And still lives? Something happened and it still happens in loads of different ways, not always understood or acknowledged. That wonderful shout on the first Easter morning ‘’he has gone on before you’ is the motivating premise and promise of our lives. We shall argue our case as far as we can; we know that we are surrounded by a regiment of dissenters who insist on putting religion in one box and science in another and never the twain shall meet; we recognise that some of our Christian sisters and brothers are into absolutes and are better at finding heretics than discovering how to share love; we acknowledge the existence of doubt –for ourselves as well as for others; but something happened that was so real that we have entered into it and believe and base our lives on a response to Jesus Christ which is not an historical endorsement but a contemporary experience.

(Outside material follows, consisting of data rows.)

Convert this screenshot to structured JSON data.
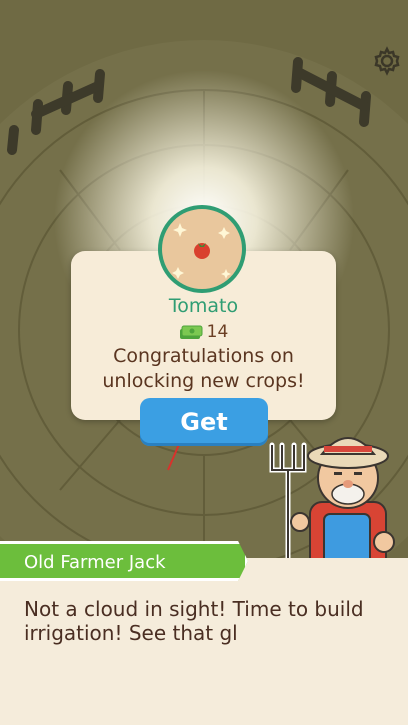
{
  "settings": {
    "icon": "gear-icon"
  },
  "reward": {
    "crop_name": "Tomato",
    "currency_icon": "cash-icon",
    "amount": "14",
    "message_line1": "Congratulations on",
    "message_line2": "unlocking new crops!",
    "get_label": "Get"
  },
  "dialog": {
    "speaker": "Old Farmer Jack",
    "text_line1": "Not a cloud in sight! Time to build",
    "text_line2": "irrigation! See that gl"
  },
  "colors": {
    "accent_green": "#2f9d73",
    "button_blue": "#3b9fe3",
    "name_tag_green": "#6cbe3c"
  }
}
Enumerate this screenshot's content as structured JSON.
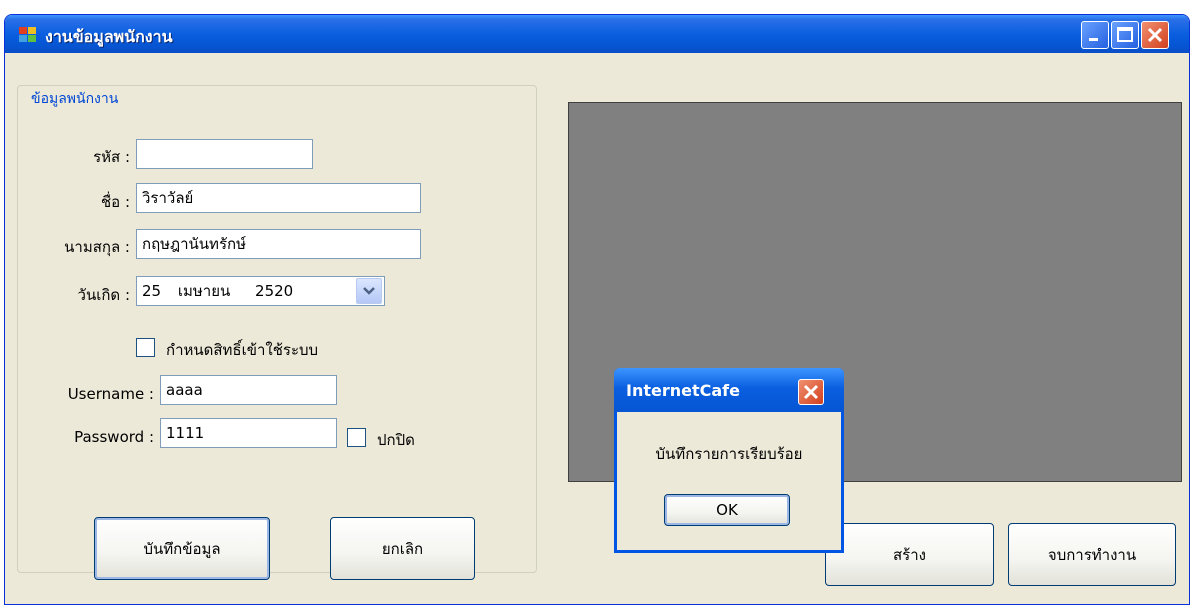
{
  "window": {
    "title": "งานข้อมูลพนักงาน"
  },
  "group": {
    "title": "ข้อมูลพนักงาน"
  },
  "form": {
    "code_label": "รหัส :",
    "code_value": "",
    "name_label": "ชื่อ :",
    "name_value": "วิราวัลย์",
    "surname_label": "นามสกุล :",
    "surname_value": "กฤษฎานันทรักษ์",
    "birthdate_label": "วันเกิด :",
    "birth_day": "25",
    "birth_month": "เมษายน",
    "birth_year": "2520",
    "access_checkbox_label": "กำหนดสิทธิ์เข้าใช้ระบบ",
    "access_checked": false,
    "username_label": "Username :",
    "username_value": "aaaa",
    "password_label": "Password :",
    "password_value": "1111",
    "hide_checkbox_label": "ปกปิด",
    "hide_checked": false
  },
  "buttons": {
    "save": "บันทึกข้อมูล",
    "cancel": "ยกเลิก",
    "create": "สร้าง",
    "exit": "จบการทำงาน"
  },
  "dialog": {
    "title": "InternetCafe",
    "message": "บันทึกรายการเรียบร้อย",
    "ok": "OK"
  },
  "colors": {
    "window_bg": "#ece9d8",
    "titlebar": "#0a5fe0",
    "preview_bg": "#808080",
    "group_title": "#0046d5"
  }
}
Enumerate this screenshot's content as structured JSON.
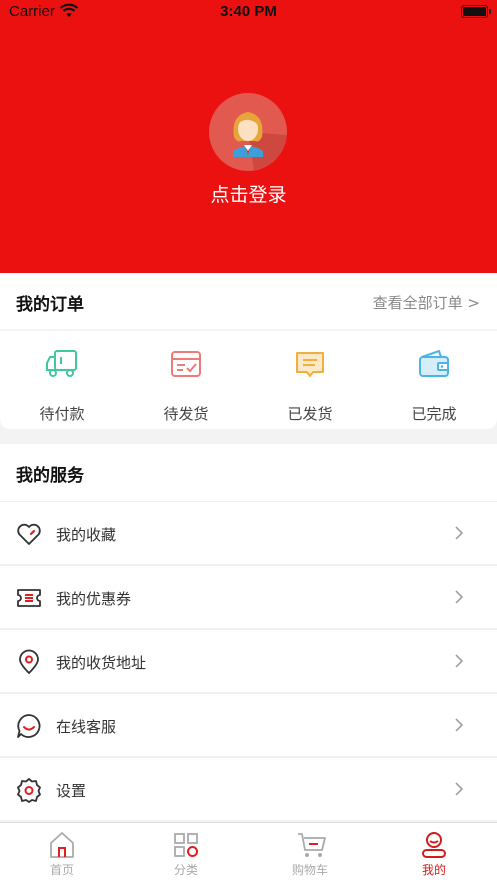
{
  "status_bar": {
    "carrier": "Carrier",
    "time": "3:40 PM"
  },
  "profile": {
    "login_label": "点击登录"
  },
  "orders": {
    "title": "我的订单",
    "view_all": "查看全部订单 >",
    "items": [
      {
        "label": "待付款",
        "icon": "truck-icon"
      },
      {
        "label": "待发货",
        "icon": "package-check-icon"
      },
      {
        "label": "已发货",
        "icon": "message-box-icon"
      },
      {
        "label": "已完成",
        "icon": "wallet-icon"
      }
    ]
  },
  "services": {
    "title": "我的服务",
    "items": [
      {
        "label": "我的收藏",
        "icon": "heart-icon"
      },
      {
        "label": "我的优惠券",
        "icon": "coupon-icon"
      },
      {
        "label": "我的收货地址",
        "icon": "location-pin-icon"
      },
      {
        "label": "在线客服",
        "icon": "chat-icon"
      },
      {
        "label": "设置",
        "icon": "gear-icon"
      }
    ]
  },
  "tabbar": {
    "items": [
      {
        "label": "首页",
        "icon": "home-icon"
      },
      {
        "label": "分类",
        "icon": "grid-icon"
      },
      {
        "label": "购物车",
        "icon": "cart-icon"
      },
      {
        "label": "我的",
        "icon": "user-icon"
      }
    ],
    "active_color": "#d61a1a"
  },
  "colors": {
    "brand": "#eb1111"
  }
}
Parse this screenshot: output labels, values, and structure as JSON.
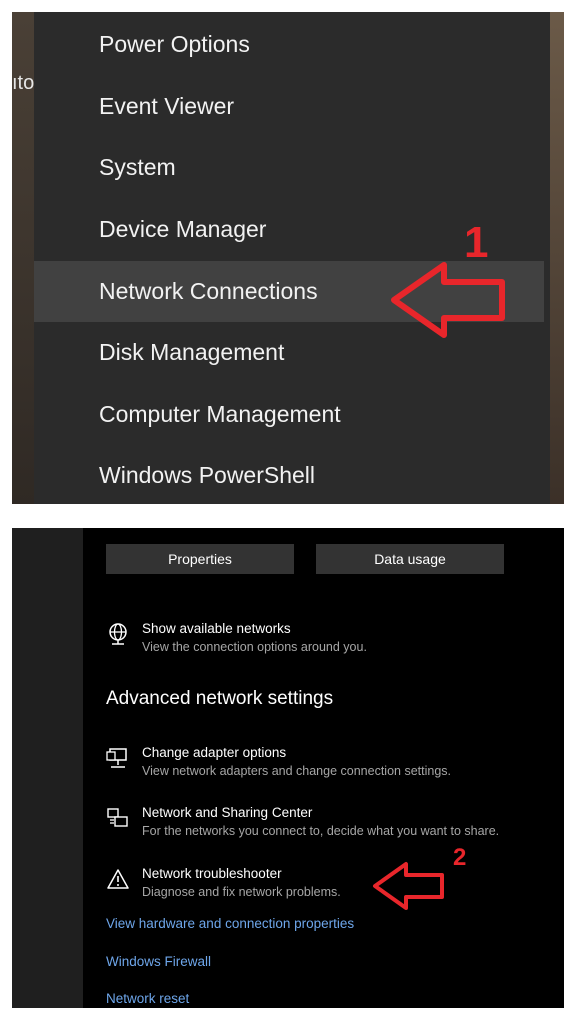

Jesus lived a simple life but has been used as an excuse for the extravagance of some of our famous buildings and too much of the pomp of our apparel and the assumed power of how the Church addresses the world. Not all our inheritance is good, much of it is bad. Today however we remember that coming from God there is a gift of personal encounter with the living values of Jesus and which belong to each of us: creating our tears of compassion, our anger at injustice, our suspicion of cliques, our commitment to open communities, our love for the forgotten poor, our rebuke to the heedless rich, our acceptance of personal shame and our willingness to be forgiven and to start again
All this and more is not the result of wishful thinking or inherited custom, but the consequence of the stone rolled away and the spirit of Jesus abroad in the world.
‘He lives, he lives, who once was dead
He lives, my everlasting Head’.
We are not fools chasing antiquarian ideas like archaeologists digging up the signs of a past drawing us back to a lost world, but existentialists whose lives are grounded in a story that once happened but belongs to the present and motivates and sustains our future. So be it.
So it is. Amen.